President Donald Trump plans to sign an executive order Tuesday designed to streamline the approval process for building roads, bridges and other infrastructure by establishing "one federal decision" for major projects and setting a two-year goal for permitting.
The order will create accountability and discipline for the permitting process and will not require a change in law, said a person familiar with the matter. The process can sometimes involve approvals by multiple agencies and duplicative reviews, officials have said.
Among other things, the president's order will rescind a decree signed by former President Barack Obama that required federal agencies to account for flood risk and climate change when paying for roads, bridges or other structures.
Critics say there's danger in streamlining reviews. The approach might lead to "rubber-stamping" permits without adequate scrutiny, said Scott Edwards, co-director of the justice project at the Washington-based environmental group Food & Water Watch. If that happens, environmental groups will bring legal challenges, he said.
Mr. Trump is expected to participate in an infrastructure discussion during his visit to Trump Tower in New York Tuesday with his team, including Transportation Secretary Elaine Chao and Gary Cohn, director of the National Economic Council, the White House said.
Because the federal government owns less than 10% of U.S. infrastructure, the Trump administration has focused on efforts to accelerate environmental reviews and permitting for projects that can take years and create unpredictability for investors.
"This is the most boring thing we do but absolutely the most impactful thing," D.J. Gribbin, special assistant to the president for infrastructure policy, said during a June 23 appearance at the U.S. Conference of Mayors in Florida.
Rolling back Mr. Obama's provision won't prohibit state and local agencies from using more stringent standards if they choose, said the person familiar with the plan.
Administration officials argue generally that the permitting process has gotten out of control. Ms. Chao said Tuesday that it can take decades to get a few miles of highway or a bridge built because projects can be subject to as many as 65 requirements and permits.
"For far too long, critical projects have been delayed by duplicative permitting and environmental requirements, which added time and unnecessary expenses to much needed projects," Ms. Chao said in a statement.
The Trump administration has said it plans to release a legislative package by this fall to meet the president's pledge to invest $1 trillion to upgrade U.S. infrastructure. The White House signaled it wants to allocate $200 billion in federal dollars over 10 years to pay for large-scale and rural projects and to induce states, localities and the private sector to spend $800 billion.
Mr. Trump approved an earlier executive order just four days after taking office to expedite environmental reviews and approvals for high-priority infrastructure projects, and White House officials in March convened a working group of federal agencies to identify policies, regulations and statutes that hinder project approvals.
The president also announced on June 9 during the White House's "infrastructure week" that he was creating a council that already exists, the Federal Permitting Improvement Steering Council. It was authorized by Congress in 2015 and implemented by Mr. Obama.
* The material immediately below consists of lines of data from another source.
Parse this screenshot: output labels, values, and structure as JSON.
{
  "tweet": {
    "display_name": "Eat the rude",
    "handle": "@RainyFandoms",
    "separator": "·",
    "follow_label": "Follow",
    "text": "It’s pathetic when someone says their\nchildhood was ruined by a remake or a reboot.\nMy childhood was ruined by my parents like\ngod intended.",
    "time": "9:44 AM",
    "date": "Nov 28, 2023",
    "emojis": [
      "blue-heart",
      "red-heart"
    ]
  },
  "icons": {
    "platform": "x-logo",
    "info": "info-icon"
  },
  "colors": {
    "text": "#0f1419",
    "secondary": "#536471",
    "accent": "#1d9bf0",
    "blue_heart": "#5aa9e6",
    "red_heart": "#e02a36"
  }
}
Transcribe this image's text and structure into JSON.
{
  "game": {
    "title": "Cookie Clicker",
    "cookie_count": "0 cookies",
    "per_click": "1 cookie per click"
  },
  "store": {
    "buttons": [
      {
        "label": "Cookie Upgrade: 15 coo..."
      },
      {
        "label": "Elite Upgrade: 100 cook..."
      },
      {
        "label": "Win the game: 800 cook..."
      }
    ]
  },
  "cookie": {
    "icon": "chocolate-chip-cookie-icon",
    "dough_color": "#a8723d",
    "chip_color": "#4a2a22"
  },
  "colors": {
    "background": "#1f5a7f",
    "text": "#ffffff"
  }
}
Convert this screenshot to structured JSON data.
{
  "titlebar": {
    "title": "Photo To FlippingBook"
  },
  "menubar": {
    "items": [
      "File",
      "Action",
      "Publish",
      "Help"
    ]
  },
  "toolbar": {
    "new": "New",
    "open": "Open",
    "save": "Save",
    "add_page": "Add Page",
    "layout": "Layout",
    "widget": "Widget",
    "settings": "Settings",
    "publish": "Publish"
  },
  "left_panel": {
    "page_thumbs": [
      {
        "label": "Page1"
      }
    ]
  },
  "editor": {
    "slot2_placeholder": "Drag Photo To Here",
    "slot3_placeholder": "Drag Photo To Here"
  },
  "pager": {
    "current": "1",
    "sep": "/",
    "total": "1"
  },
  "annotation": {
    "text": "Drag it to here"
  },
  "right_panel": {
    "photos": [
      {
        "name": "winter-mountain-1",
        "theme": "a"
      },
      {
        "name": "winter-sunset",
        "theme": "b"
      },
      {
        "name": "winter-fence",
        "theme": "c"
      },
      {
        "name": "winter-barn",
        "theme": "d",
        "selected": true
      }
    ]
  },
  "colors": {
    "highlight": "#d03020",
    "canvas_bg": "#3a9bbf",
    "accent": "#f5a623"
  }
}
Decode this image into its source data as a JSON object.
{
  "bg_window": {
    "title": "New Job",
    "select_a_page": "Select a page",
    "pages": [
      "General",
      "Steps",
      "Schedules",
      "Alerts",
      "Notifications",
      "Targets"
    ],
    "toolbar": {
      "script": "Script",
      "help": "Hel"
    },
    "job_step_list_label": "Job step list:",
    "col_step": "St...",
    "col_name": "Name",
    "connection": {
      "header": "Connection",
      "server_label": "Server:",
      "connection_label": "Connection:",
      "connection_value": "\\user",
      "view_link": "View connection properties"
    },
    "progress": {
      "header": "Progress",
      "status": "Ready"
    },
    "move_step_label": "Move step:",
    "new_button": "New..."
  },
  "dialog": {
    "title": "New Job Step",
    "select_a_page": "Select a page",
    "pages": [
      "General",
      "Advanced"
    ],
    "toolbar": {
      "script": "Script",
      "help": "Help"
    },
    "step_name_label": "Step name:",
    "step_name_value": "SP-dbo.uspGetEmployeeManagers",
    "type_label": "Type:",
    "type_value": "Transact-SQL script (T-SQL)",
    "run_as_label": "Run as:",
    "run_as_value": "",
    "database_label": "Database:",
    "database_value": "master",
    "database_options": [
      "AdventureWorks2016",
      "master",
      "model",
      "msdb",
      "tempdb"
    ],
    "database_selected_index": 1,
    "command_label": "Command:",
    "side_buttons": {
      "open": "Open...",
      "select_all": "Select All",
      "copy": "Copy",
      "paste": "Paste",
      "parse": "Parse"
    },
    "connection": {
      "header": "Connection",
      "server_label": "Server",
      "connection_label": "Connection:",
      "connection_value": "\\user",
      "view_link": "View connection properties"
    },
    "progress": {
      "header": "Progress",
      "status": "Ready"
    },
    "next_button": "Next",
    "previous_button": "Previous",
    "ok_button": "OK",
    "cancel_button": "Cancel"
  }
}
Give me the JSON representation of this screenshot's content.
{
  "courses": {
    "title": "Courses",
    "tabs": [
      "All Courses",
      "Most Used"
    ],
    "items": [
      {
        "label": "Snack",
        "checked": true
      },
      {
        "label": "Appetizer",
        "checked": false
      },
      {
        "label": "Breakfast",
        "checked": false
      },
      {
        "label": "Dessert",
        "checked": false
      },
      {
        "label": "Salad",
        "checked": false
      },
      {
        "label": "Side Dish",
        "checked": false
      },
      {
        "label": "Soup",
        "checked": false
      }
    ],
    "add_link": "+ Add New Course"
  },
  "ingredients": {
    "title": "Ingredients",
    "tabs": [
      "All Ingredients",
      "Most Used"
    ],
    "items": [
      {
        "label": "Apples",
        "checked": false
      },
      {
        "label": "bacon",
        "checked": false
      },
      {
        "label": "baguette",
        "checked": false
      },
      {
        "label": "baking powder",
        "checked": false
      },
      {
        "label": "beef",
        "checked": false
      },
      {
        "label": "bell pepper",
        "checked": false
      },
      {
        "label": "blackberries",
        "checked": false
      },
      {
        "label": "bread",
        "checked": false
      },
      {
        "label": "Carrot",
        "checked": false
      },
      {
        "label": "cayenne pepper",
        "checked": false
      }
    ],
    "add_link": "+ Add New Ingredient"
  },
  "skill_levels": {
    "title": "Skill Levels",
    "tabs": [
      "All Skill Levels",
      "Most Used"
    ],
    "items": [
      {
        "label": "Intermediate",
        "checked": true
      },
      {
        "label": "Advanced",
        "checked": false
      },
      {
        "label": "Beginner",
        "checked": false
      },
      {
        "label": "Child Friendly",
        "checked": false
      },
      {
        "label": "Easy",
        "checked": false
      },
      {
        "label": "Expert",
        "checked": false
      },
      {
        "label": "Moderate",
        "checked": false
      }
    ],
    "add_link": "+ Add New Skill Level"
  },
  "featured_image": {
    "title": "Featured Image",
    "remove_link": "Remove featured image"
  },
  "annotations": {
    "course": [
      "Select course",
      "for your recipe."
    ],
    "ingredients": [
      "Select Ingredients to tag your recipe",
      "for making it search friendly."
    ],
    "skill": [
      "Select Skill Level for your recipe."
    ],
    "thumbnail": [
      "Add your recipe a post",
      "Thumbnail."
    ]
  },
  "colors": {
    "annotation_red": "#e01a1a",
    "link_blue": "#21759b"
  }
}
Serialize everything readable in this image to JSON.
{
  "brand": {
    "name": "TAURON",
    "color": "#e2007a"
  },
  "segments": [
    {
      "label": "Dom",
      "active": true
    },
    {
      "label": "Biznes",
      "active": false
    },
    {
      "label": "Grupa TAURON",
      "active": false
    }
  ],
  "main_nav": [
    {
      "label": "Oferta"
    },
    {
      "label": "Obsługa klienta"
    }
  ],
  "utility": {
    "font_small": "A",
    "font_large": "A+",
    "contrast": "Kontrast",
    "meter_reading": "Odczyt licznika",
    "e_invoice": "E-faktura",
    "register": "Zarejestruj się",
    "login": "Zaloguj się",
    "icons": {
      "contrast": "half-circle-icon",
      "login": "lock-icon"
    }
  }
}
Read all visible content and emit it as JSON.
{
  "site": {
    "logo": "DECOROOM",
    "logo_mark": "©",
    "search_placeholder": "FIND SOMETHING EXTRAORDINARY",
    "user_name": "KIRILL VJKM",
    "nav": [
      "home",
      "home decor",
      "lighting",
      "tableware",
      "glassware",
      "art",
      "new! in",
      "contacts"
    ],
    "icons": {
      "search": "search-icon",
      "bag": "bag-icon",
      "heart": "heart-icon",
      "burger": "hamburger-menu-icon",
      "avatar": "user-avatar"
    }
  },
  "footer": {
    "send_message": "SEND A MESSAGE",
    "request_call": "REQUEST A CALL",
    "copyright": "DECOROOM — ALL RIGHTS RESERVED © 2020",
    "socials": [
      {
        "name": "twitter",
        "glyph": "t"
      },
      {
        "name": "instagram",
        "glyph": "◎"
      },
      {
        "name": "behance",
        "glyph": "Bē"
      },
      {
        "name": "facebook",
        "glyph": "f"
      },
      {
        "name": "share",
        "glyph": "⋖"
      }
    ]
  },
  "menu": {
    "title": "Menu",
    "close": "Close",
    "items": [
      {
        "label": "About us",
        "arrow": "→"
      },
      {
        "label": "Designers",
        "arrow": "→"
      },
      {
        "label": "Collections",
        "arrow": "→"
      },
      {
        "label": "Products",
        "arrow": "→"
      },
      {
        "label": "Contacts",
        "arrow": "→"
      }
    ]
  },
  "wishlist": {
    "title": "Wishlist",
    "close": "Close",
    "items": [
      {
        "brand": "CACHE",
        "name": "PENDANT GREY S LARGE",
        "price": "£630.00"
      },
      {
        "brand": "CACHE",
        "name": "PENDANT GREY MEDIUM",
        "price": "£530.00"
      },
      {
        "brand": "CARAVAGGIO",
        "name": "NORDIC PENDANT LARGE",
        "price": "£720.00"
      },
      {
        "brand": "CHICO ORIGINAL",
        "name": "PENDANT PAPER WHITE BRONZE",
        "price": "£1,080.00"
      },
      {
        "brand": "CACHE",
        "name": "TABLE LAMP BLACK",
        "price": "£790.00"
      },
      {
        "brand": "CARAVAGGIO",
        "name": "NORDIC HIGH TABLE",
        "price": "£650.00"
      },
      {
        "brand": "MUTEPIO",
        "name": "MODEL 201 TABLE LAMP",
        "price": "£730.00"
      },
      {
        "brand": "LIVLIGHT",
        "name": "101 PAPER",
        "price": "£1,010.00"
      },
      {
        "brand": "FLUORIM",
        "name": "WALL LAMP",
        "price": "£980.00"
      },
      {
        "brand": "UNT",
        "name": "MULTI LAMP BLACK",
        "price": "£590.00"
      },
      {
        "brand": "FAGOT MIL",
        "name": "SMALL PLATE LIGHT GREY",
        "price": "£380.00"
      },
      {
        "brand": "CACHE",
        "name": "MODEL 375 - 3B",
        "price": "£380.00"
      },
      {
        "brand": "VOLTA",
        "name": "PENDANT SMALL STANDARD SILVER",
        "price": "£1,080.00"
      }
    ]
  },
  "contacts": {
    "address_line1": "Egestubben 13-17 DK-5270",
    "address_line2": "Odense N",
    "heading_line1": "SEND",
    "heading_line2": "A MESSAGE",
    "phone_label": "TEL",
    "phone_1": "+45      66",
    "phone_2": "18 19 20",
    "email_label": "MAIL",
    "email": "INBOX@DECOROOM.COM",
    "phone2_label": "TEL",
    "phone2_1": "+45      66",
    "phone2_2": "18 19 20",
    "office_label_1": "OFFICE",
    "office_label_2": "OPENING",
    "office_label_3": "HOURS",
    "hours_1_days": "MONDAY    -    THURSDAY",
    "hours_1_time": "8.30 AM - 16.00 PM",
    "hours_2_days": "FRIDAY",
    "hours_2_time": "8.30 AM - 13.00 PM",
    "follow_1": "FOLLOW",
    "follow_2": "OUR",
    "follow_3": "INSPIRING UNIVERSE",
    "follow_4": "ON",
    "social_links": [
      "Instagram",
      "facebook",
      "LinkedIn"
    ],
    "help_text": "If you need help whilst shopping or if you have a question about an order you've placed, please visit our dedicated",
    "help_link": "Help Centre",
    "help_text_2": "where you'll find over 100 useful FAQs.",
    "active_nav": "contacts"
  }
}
The council is not meeting its potential, the White House said at the time.
The Business Roundtable sent Mr. Cohn a letter on April 7 reiterating that "existing law already provides a mechanism for comprehensive reform" of the permitting process for major projects.
A fact sheet the administration released with its budget on May 23 calls for designating a single federal entity to shepherd each project through the review and permitting process instead of navigating multiple agencies, as well as shifting infrastructure permitting to state and local officials where appropriate.
That's particularly important for private-sector investors, who have capital available but lack enough projects and certainty about deals, Ms. Chao has said.
Democrats have urged the administration to focus on the streamlining provisions that have already been approved but not yet fully implemented and said the problem is really a lack of direct federal spending for projects.